When the New England Patriots report injury news, I always take it with a grain of salt. From 2005-2007, Bill Belichick listed quarterback Tom Brady as ‘probable’ with a sore right shoulder. Apparently, Brady wasn’t seriously hurt as he amassed a league-high 100 touchdown passes and more than 12,000 passing yards during that time frame. The Patriots are notorious for using the injury report to their advantage. Everyone in football knew Brady was going to play, but there was always that ‘What If’ angle that crept into the minds of defensive coordinators.
However, Wes Welker’s ACL injury is a completely different animal. Typically, athletes need at least 10-12 months, post-surgery to completely recover from the injury.
According to Dr. Neal ElAttrache, who performed Brady’s ACL surgery in 2008, Welker’s progress is ‘a great sign.’ Dr. ElAttrache also commented that the three most difficult parts of post-ACL surgery, full-motion of the knee, no pain and the ability to participate in exercise, have come relatively easy for Welker.
Let’s also keep in mind that Welker’s injury came in a ‘non-contact’ situation. Brady was viciously hit by a rushing Benard Pollard.

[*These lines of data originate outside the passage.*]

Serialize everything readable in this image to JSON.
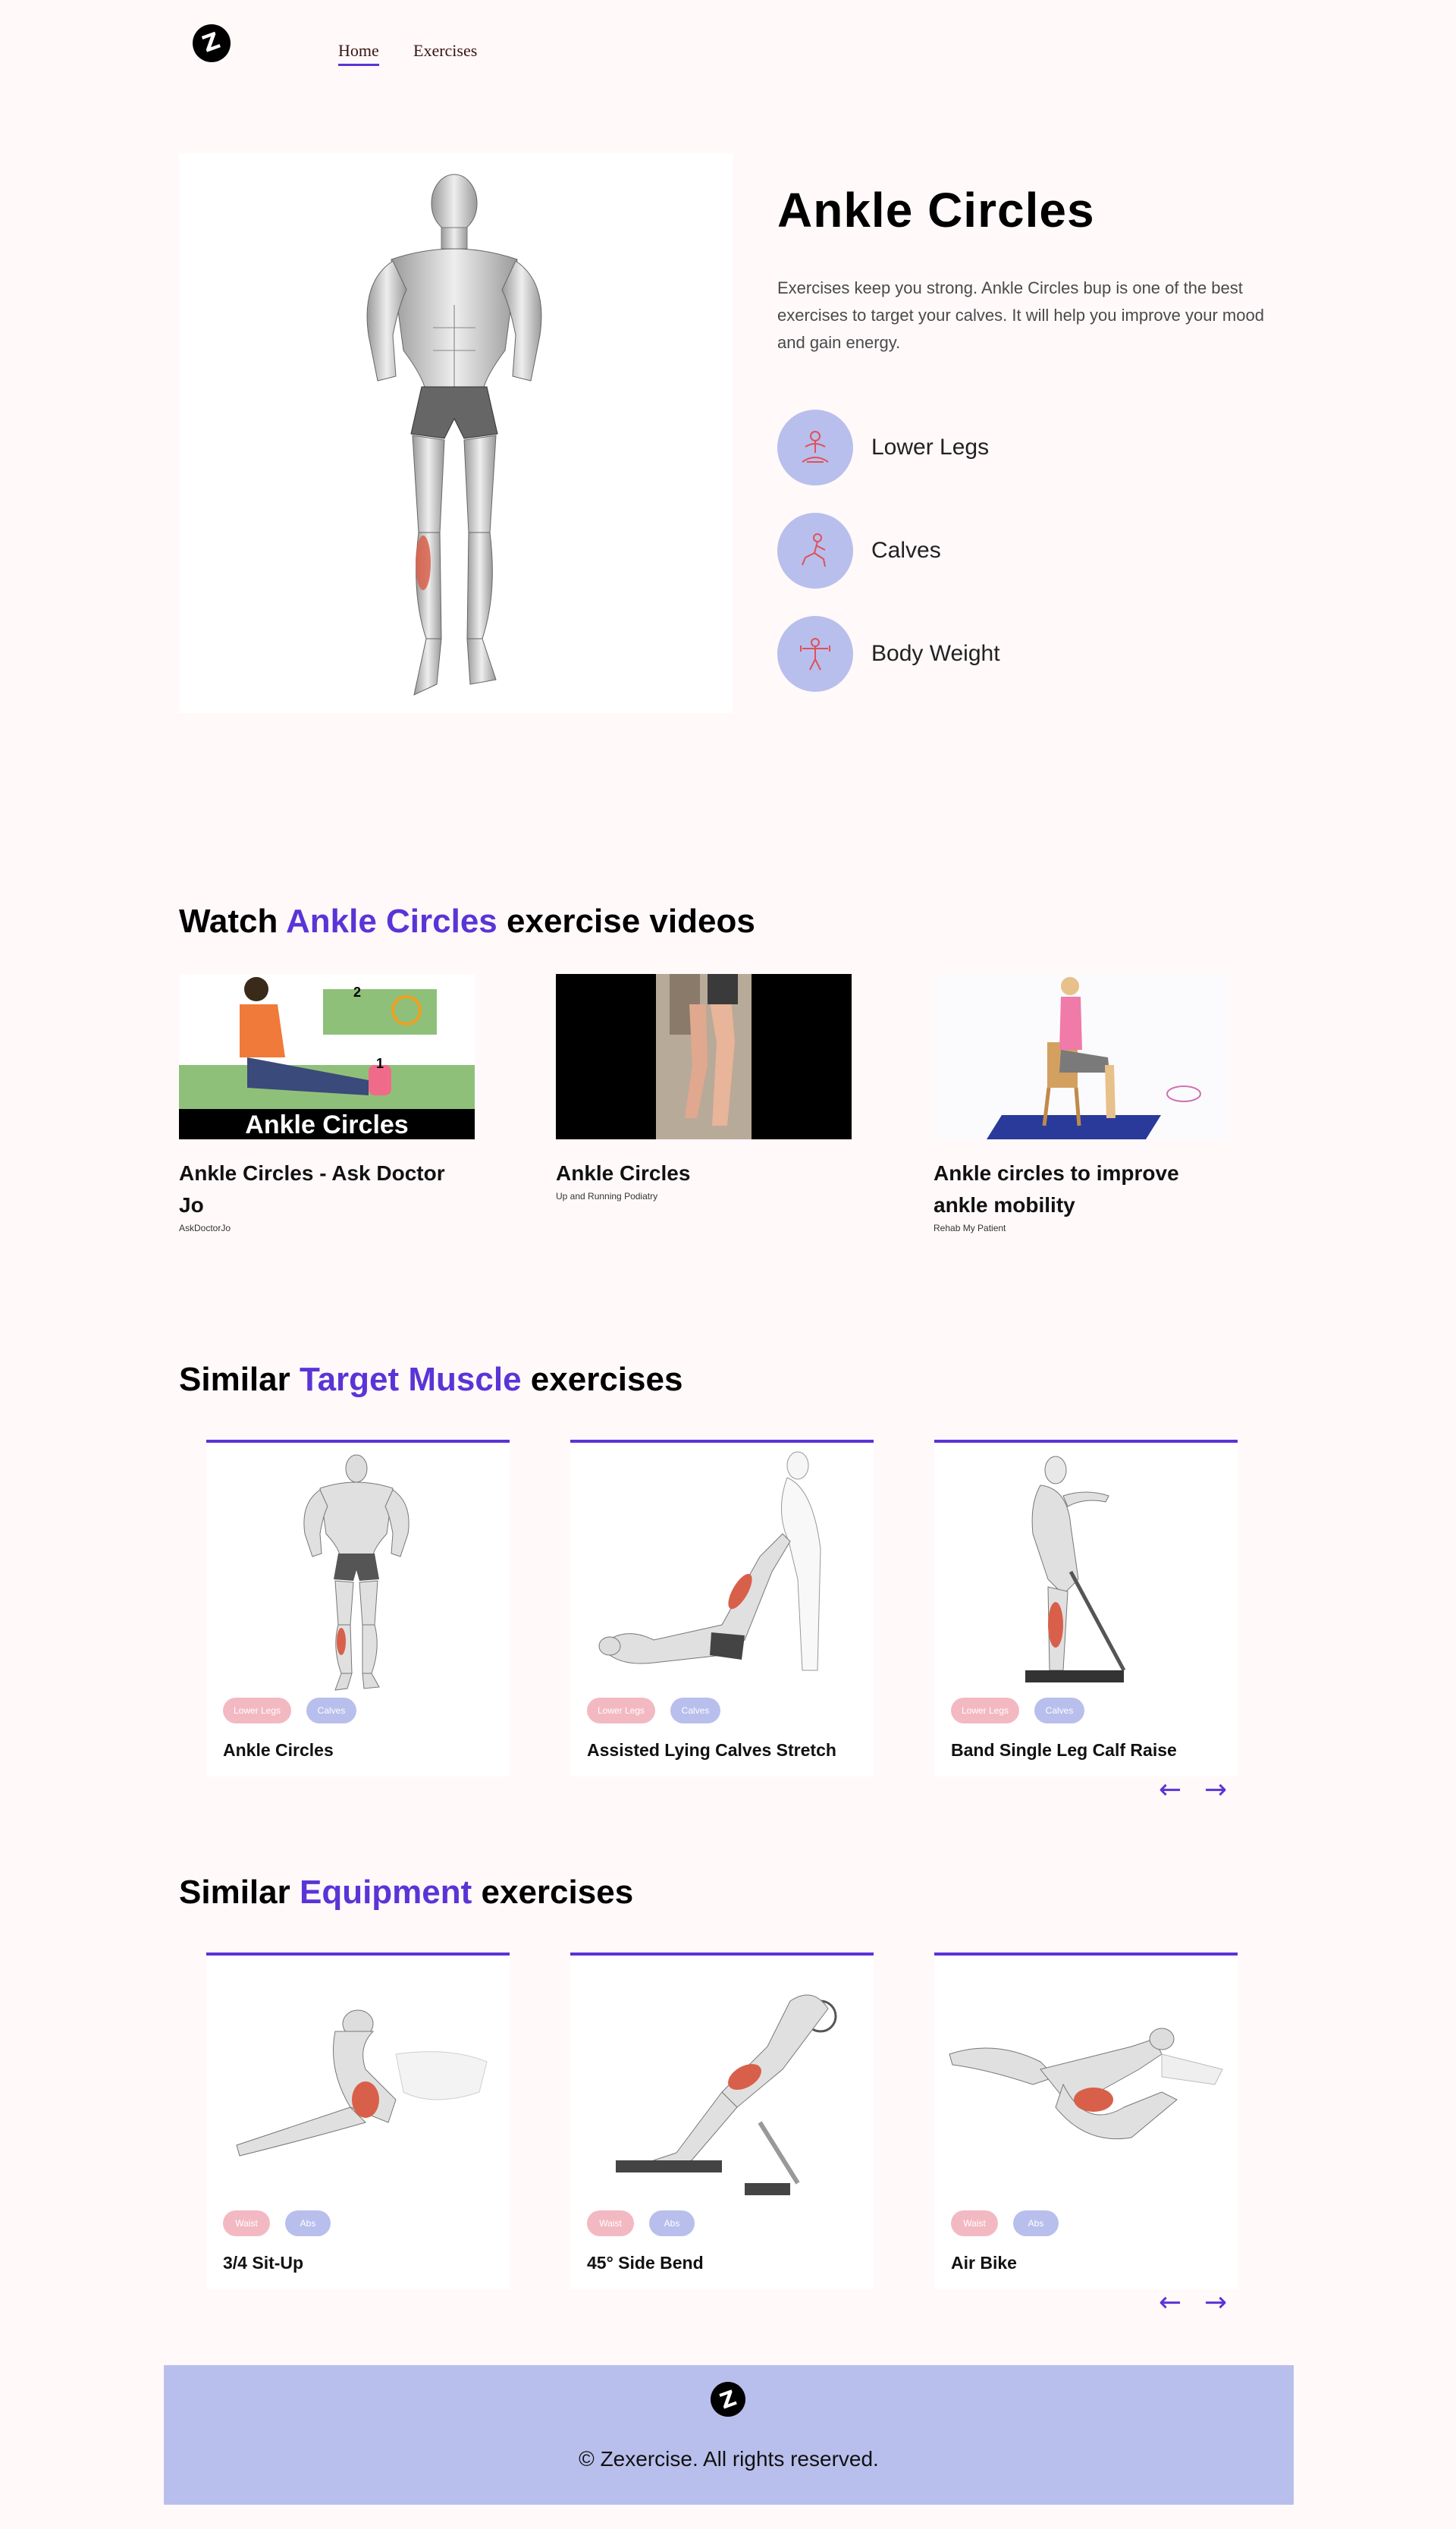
{
  "nav": {
    "logo_icon": "zexercise-logo-icon",
    "links": [
      "Home",
      "Exercises"
    ],
    "active": "Home"
  },
  "hero": {
    "title": "Ankle Circles",
    "description_line1": "Exercises keep you strong. Ankle Circles bup is one of the best",
    "description_line2": "exercises to target your calves. It will help you improve your mood and gain energy.",
    "badges": [
      {
        "label": "Lower Legs",
        "icon": "body-part-icon"
      },
      {
        "label": "Calves",
        "icon": "target-muscle-icon"
      },
      {
        "label": "Body Weight",
        "icon": "equipment-icon"
      }
    ]
  },
  "videos_section": {
    "prefix": "Watch ",
    "accent": "Ankle Circles",
    "suffix": " exercise videos",
    "videos": [
      {
        "title": "Ankle Circles - Ask Doctor Jo",
        "channel": "AskDoctorJo",
        "thumb_text": "Ankle Circles"
      },
      {
        "title": "Ankle Circles",
        "channel": "Up and Running Podiatry"
      },
      {
        "title": "Ankle circles to improve ankle mobility",
        "channel": "Rehab My Patient"
      }
    ]
  },
  "target_section": {
    "prefix": "Similar ",
    "accent": "Target Muscle",
    "suffix": " exercises",
    "cards": [
      {
        "title": "Ankle Circles",
        "tag1": "Lower Legs",
        "tag2": "Calves"
      },
      {
        "title": "Assisted Lying Calves Stretch",
        "tag1": "Lower Legs",
        "tag2": "Calves"
      },
      {
        "title": "Band Single Leg Calf Raise",
        "tag1": "Lower Legs",
        "tag2": "Calves"
      }
    ],
    "prev_arrow": "←",
    "next_arrow": "→"
  },
  "equipment_section": {
    "prefix": "Similar ",
    "accent": "Equipment",
    "suffix": " exercises",
    "cards": [
      {
        "title": "3/4 Sit-Up",
        "tag1": "Waist",
        "tag2": "Abs"
      },
      {
        "title": "45° Side Bend",
        "tag1": "Waist",
        "tag2": "Abs"
      },
      {
        "title": "Air Bike",
        "tag1": "Waist",
        "tag2": "Abs"
      }
    ],
    "prev_arrow": "←",
    "next_arrow": "→"
  },
  "footer": {
    "text": "© Zexercise. All rights reserved."
  },
  "colors": {
    "accent": "#5a34d6",
    "badge_bg": "#b8bfec",
    "tag_pink": "#f3b9c2",
    "page_bg": "#fff9fa"
  }
}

Obviously, an ACL tear is a tear, but it’s encouraging that Welker’s tear came when he was not hit by an opposing player.
Injury situations aside, Brady and Welker use their legs in completely different ways. Welker ferociously cuts, slants and dives to catch passes. Brady, not known for his mobility, just needs to keep defenders off his legs. Welker is a much higher risk of re-injuring his ACL.
Historically, NFL athletes who returned from ACL injuries only produce at ‘2/3 of their pre-injury state’. But, is this necessarily a bad thing for Welker owners?
Over his first three seasons in
Obviously, this is a situation that we all want to monitor heading into training camp. Welker has not had any contact since December and I’d feel much safer drafting him after seeing him take a few hits.
Of course, there is no guarantee that the Patriots are telling the truth with this situation. If Welker does not positively respond during training camp, the team may place him on the Physically Unable to Perform (PUP) list, forcing him out of the first six weeks of the season. Does this sound ‘Patriot-like’ though?
If you decide to draft Welker in points-per-reception (PPR) leagues this season, you will need to grab him in the late fourth round. Fantasy Football Calculator currently pegs Welker as the 48th player drafted and with the encouraging news in
Compared to the other wide receivers with similar ADPs (Chad Ochocinco, Percy Harvin, etc), I’m taking Welker as my ‘risk-reward’ WR2 in 12-team PPR leagues. Obviously, I’m expecting Welker to be limited early in the season, but we all play for the fantasy playoffs. Welker’s progress is truly remarkable and I expect Welker to produce at a WR1 PPR level during the second half of the season.
Fantasy Sharks Projection: 75 catches, 850 yards, 3 TD